Zone 7 Nut Trees: Choosing Nut Trees For Zone 7 Climates

Green Nut Tree
zone 7 nut tree
(Image credit: TrotzOlga)

With winter lows of 0 to 10 degrees F. (-18 to -12 C.), zone 7 gardens have many options of edibles to grow in the garden. We often think of garden edibles as only fruits and vegetable plants and overlook the fact that some of our beautiful shade trees also produce nutritious nuts that we could be harvesting. For example, acorns were once a staple food for many Native American tribes. While most recipes these days don’t call for acorns, there are many other edible nut trees that we can add to the landscape. This article will discuss what nut trees grow in zone 7.

About Zone 7 Nut Trees

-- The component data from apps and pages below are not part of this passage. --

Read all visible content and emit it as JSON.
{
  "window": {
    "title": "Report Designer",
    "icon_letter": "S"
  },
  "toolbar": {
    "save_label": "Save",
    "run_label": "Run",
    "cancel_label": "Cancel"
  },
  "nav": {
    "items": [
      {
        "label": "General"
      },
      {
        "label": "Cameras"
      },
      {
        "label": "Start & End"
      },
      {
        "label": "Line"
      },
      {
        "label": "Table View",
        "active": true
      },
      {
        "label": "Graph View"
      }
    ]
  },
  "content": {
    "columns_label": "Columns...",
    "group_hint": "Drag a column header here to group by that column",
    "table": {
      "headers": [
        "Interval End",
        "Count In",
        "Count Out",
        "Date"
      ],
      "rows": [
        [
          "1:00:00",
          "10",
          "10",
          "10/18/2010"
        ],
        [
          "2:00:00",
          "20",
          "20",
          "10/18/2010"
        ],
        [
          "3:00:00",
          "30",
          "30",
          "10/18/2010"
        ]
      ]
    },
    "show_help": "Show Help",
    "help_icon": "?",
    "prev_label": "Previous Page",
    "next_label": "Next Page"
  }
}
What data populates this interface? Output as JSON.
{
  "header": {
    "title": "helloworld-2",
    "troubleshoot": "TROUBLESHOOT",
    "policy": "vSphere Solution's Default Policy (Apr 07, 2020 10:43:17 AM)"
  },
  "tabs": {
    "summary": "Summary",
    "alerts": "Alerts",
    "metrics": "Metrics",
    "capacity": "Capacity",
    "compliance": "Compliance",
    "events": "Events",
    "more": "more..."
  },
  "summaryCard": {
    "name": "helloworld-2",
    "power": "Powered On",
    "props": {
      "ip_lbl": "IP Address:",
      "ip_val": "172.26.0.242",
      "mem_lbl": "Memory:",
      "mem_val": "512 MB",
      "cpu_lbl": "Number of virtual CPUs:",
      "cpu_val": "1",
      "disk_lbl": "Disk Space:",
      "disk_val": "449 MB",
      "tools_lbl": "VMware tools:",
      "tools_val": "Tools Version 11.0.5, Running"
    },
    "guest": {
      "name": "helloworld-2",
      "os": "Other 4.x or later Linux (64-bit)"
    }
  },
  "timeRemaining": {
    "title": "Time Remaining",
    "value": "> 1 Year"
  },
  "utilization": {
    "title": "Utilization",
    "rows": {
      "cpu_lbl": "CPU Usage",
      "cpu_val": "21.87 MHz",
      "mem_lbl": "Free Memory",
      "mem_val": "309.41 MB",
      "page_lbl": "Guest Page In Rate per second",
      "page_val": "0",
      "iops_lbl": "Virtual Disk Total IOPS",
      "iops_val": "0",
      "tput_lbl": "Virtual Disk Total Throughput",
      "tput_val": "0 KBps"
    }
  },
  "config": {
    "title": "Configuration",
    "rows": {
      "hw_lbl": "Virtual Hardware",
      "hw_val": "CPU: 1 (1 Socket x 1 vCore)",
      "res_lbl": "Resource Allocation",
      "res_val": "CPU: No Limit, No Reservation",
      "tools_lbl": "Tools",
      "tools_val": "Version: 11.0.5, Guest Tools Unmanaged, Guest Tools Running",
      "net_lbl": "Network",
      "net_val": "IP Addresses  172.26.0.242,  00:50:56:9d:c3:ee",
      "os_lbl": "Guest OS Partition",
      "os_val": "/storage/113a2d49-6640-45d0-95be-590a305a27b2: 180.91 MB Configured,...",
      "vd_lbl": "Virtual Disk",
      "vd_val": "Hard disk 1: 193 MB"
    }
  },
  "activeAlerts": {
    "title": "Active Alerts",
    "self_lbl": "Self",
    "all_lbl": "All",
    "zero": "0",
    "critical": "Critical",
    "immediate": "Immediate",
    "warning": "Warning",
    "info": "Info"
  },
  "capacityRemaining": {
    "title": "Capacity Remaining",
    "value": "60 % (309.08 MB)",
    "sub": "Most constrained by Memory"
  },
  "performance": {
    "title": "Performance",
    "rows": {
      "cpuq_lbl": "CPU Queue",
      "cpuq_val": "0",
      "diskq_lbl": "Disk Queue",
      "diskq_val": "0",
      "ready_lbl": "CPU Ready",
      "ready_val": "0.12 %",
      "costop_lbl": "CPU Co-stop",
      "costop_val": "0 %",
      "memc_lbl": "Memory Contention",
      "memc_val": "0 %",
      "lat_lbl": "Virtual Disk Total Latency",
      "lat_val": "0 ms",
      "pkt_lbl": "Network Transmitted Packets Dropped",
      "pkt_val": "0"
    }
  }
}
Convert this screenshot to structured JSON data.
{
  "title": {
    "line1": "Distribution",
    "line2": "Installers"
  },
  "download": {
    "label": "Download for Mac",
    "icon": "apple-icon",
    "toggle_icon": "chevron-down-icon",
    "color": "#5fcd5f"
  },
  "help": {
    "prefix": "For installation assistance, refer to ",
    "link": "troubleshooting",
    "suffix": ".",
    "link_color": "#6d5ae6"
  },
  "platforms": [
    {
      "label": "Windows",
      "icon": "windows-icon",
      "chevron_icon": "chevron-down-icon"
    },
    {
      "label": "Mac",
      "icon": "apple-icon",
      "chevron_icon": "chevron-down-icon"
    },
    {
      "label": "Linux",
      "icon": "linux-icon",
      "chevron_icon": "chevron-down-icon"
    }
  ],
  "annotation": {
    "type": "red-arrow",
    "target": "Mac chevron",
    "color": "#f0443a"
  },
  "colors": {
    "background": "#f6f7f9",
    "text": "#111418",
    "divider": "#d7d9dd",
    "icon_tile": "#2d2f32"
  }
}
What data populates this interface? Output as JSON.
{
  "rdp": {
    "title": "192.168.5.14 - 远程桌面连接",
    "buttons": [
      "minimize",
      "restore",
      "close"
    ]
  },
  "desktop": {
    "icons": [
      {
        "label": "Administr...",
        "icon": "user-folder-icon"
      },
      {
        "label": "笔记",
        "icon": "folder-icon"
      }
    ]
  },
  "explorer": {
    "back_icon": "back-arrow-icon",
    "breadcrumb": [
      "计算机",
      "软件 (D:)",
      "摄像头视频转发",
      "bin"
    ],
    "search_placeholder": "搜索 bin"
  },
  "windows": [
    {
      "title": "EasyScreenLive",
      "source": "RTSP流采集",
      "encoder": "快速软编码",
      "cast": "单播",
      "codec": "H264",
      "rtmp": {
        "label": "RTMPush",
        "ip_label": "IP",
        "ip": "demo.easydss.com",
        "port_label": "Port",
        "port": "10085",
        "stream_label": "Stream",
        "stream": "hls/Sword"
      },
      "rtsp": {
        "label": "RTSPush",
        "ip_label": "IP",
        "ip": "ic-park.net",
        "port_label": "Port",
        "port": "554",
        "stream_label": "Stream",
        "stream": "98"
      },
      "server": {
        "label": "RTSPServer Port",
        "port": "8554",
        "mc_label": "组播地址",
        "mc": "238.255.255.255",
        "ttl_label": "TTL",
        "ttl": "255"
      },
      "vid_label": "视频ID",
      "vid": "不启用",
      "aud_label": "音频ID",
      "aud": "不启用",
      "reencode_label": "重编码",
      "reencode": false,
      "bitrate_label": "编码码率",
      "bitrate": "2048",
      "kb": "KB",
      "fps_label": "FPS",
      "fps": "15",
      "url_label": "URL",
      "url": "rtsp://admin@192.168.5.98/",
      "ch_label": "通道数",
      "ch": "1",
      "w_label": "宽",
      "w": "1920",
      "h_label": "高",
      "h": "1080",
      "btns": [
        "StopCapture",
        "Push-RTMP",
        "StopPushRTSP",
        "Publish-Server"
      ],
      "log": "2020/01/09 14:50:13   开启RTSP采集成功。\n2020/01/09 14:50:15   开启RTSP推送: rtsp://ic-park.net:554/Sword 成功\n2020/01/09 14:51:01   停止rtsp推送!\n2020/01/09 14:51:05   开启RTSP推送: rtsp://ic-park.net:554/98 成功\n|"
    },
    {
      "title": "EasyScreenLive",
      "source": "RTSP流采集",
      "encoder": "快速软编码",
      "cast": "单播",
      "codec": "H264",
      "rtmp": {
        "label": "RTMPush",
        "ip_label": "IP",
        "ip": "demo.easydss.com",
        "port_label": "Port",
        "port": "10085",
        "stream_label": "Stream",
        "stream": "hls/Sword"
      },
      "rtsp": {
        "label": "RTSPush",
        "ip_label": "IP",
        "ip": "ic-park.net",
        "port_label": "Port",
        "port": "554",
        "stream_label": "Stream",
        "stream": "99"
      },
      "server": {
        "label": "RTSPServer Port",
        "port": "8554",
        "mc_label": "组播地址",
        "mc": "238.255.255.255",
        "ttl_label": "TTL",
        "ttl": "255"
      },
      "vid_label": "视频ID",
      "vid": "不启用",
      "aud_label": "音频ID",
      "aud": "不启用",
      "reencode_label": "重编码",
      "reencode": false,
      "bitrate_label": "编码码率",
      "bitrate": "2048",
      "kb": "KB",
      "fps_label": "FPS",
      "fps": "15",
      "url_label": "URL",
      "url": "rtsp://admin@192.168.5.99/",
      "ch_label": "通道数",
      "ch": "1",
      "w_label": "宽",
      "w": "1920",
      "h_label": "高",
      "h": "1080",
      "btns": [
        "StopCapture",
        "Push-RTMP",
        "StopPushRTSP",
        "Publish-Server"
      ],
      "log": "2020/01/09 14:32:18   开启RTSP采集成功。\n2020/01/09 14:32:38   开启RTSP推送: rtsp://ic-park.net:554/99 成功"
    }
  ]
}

The hardest thing about growing nuts in zone 7, or anywhere, is having patience. Different kinds of nut trees can take several years to mature enough to bear nuts. Many nut trees also require a pollinator to produce fruit. So, while you may have a hazelnut tree or pecan tree in your yard, it may never produce nuts if there isn't a compatible pollinator nearby. Before purchasing and planting zone 7 nut trees, do your homework so you can select the best trees for your specific needs. If you plan to sell your home and move in the next five to ten years, it won't do you much good to plant a nut tree that can’t produce nuts for 20 years. If you have a small urban yard, you may not have the room to add two large nut trees, as required for pollination.

Choosing Nut Trees for Zone 7 Climates

Below are common nut trees for zone 7, as well as their pollinator needs, time until maturity, and some popular varieties. Almond – Many self-pollinating varieties are available. Almonds can be shrubs or trees and usually only take three to four years before they produce nuts. Popular varieties include All-In-One and Hall's Hardy. Chestnut – Pollinator is required. Chestnuts mature enough to produce nuts in three to five years. They also make lovely shade trees. Popular varieties include Auburn Homestead, Colossal, and Eaton. Hazelnut/Filbert – Most varieties require a pollinator. Hazelnut/Filberts can be a large shrub or tree, depending on variety. They may take seven to ten years to produce fruit. Popular varieties include Barcelona, Casina, and Royal Filbert. HeartnutHeartnut is a Japanese White walnut that produces nuts that are heart shaped. It requires a pollinator and matures in three to five years. Hickory – Requires a pollinator and eight to ten years until maturity. Hickory makes an excellent shade tree with attractive bark. Missouri Mammoth is a popular variety. Pecan – Most require a pollinator and 10 to 20 years until maturity. Pecan also doubles as a large shade tree in zone 7 landscapes. Popular varieties include Colby, Desirable, Kanza, and Lakota. Pine Nut – Not commonly thought of as a nut tree, but over twenty different species of Pinus produce edible pine nuts. Popular zone 7 varieties for nuts include Korean Nut and Italian Stone pine. Walnut – Requires a pollinator. Walnut trees also make nice shade trees. They mature in four to seven years. Popular varieties include Champion, Burbank, Thomas, and Carpathian. As stated above, these are common zone 7 nut trees. Those gardeners who like a challenge may also like to try growing pistachios in zone 7. Some nut growers have had success growing zone 7 pistachio trees by just giving them some extra protection.

Darcy Larum